Work request: Output each record below exactly, leaving any picture out of the copy.

Entries shown:
·····

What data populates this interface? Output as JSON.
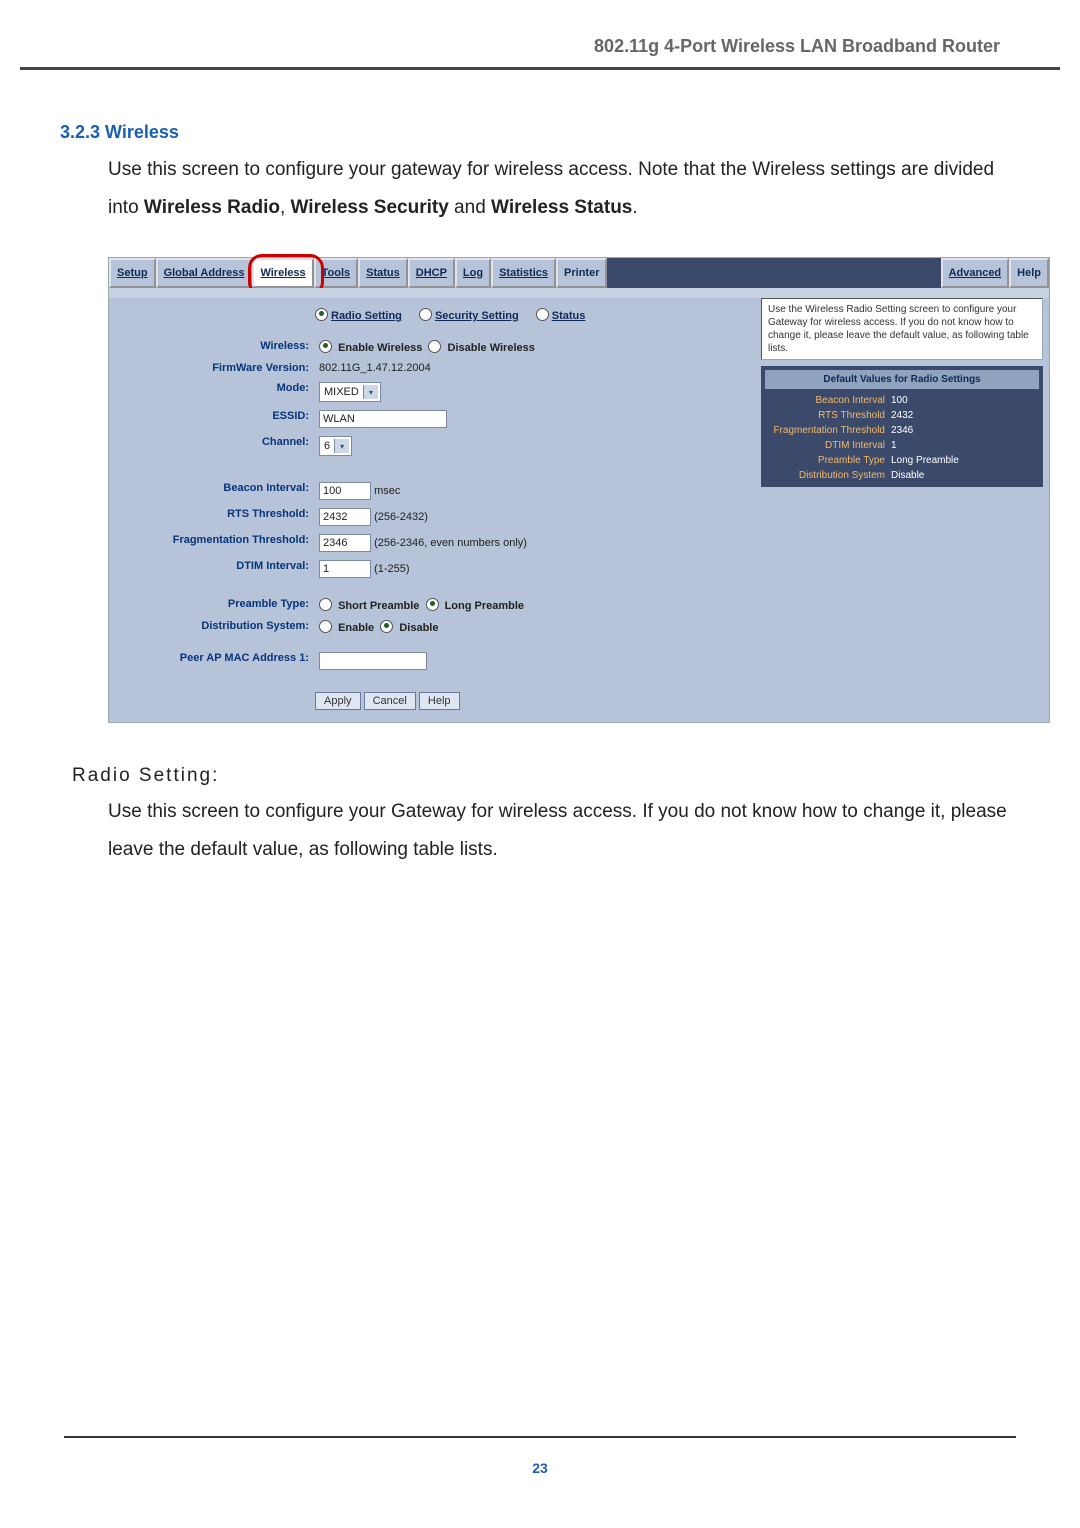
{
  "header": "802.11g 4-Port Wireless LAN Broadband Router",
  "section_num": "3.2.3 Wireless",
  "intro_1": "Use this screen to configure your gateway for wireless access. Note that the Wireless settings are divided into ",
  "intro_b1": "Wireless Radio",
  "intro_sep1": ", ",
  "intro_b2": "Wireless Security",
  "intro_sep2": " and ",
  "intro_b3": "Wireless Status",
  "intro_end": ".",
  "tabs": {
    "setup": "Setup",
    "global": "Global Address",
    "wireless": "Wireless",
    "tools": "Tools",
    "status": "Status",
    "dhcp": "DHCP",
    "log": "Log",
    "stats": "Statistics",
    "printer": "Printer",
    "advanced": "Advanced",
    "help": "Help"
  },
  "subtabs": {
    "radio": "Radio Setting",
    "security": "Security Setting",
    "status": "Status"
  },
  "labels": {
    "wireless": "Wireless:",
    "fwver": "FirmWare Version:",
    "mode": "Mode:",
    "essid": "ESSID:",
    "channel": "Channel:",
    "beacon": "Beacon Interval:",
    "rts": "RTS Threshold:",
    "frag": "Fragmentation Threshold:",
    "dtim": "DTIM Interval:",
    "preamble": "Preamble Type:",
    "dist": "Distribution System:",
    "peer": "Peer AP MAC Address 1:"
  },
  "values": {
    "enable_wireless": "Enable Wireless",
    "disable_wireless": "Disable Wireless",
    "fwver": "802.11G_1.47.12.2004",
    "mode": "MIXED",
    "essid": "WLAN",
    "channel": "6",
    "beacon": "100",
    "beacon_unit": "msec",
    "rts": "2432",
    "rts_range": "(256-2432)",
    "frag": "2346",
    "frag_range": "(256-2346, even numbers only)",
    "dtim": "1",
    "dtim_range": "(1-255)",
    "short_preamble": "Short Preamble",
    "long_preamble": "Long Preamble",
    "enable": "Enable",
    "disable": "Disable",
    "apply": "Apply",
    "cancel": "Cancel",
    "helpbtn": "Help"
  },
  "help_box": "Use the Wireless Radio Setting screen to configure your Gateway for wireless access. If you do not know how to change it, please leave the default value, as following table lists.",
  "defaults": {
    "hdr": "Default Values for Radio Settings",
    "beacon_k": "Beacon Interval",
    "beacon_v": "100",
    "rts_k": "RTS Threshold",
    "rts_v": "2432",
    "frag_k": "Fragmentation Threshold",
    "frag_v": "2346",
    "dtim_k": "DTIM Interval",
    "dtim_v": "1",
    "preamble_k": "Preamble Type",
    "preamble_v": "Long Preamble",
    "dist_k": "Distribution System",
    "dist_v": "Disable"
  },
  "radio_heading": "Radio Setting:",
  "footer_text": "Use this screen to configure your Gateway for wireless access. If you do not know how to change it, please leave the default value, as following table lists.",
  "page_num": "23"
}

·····

Output of the exercise:
What data populates this interface? Output as JSON.
{
  "header": "802.11g 4-Port Wireless LAN Broadband Router",
  "section_num": "3.2.3 Wireless",
  "intro_1": "Use this screen to configure your gateway for wireless access. Note that the Wireless settings are divided into ",
  "intro_b1": "Wireless Radio",
  "intro_sep1": ", ",
  "intro_b2": "Wireless Security",
  "intro_sep2": " and ",
  "intro_b3": "Wireless Status",
  "intro_end": ".",
  "tabs": {
    "setup": "Setup",
    "global": "Global Address",
    "wireless": "Wireless",
    "tools": "Tools",
    "status": "Status",
    "dhcp": "DHCP",
    "log": "Log",
    "stats": "Statistics",
    "printer": "Printer",
    "advanced": "Advanced",
    "help": "Help"
  },
  "subtabs": {
    "radio": "Radio Setting",
    "security": "Security Setting",
    "status": "Status"
  },
  "labels": {
    "wireless": "Wireless:",
    "fwver": "FirmWare Version:",
    "mode": "Mode:",
    "essid": "ESSID:",
    "channel": "Channel:",
    "beacon": "Beacon Interval:",
    "rts": "RTS Threshold:",
    "frag": "Fragmentation Threshold:",
    "dtim": "DTIM Interval:",
    "preamble": "Preamble Type:",
    "dist": "Distribution System:",
    "peer": "Peer AP MAC Address 1:"
  },
  "values": {
    "enable_wireless": "Enable Wireless",
    "disable_wireless": "Disable Wireless",
    "fwver": "802.11G_1.47.12.2004",
    "mode": "MIXED",
    "essid": "WLAN",
    "channel": "6",
    "beacon": "100",
    "beacon_unit": "msec",
    "rts": "2432",
    "rts_range": "(256-2432)",
    "frag": "2346",
    "frag_range": "(256-2346, even numbers only)",
    "dtim": "1",
    "dtim_range": "(1-255)",
    "short_preamble": "Short Preamble",
    "long_preamble": "Long Preamble",
    "enable": "Enable",
    "disable": "Disable",
    "apply": "Apply",
    "cancel": "Cancel",
    "helpbtn": "Help"
  },
  "help_box": "Use the Wireless Radio Setting screen to configure your Gateway for wireless access. If you do not know how to change it, please leave the default value, as following table lists.",
  "defaults": {
    "hdr": "Default Values for Radio Settings",
    "beacon_k": "Beacon Interval",
    "beacon_v": "100",
    "rts_k": "RTS Threshold",
    "rts_v": "2432",
    "frag_k": "Fragmentation Threshold",
    "frag_v": "2346",
    "dtim_k": "DTIM Interval",
    "dtim_v": "1",
    "preamble_k": "Preamble Type",
    "preamble_v": "Long Preamble",
    "dist_k": "Distribution System",
    "dist_v": "Disable"
  },
  "radio_heading": "Radio Setting:",
  "footer_text": "Use this screen to configure your Gateway for wireless access. If you do not know how to change it, please leave the default value, as following table lists.",
  "page_num": "23"
}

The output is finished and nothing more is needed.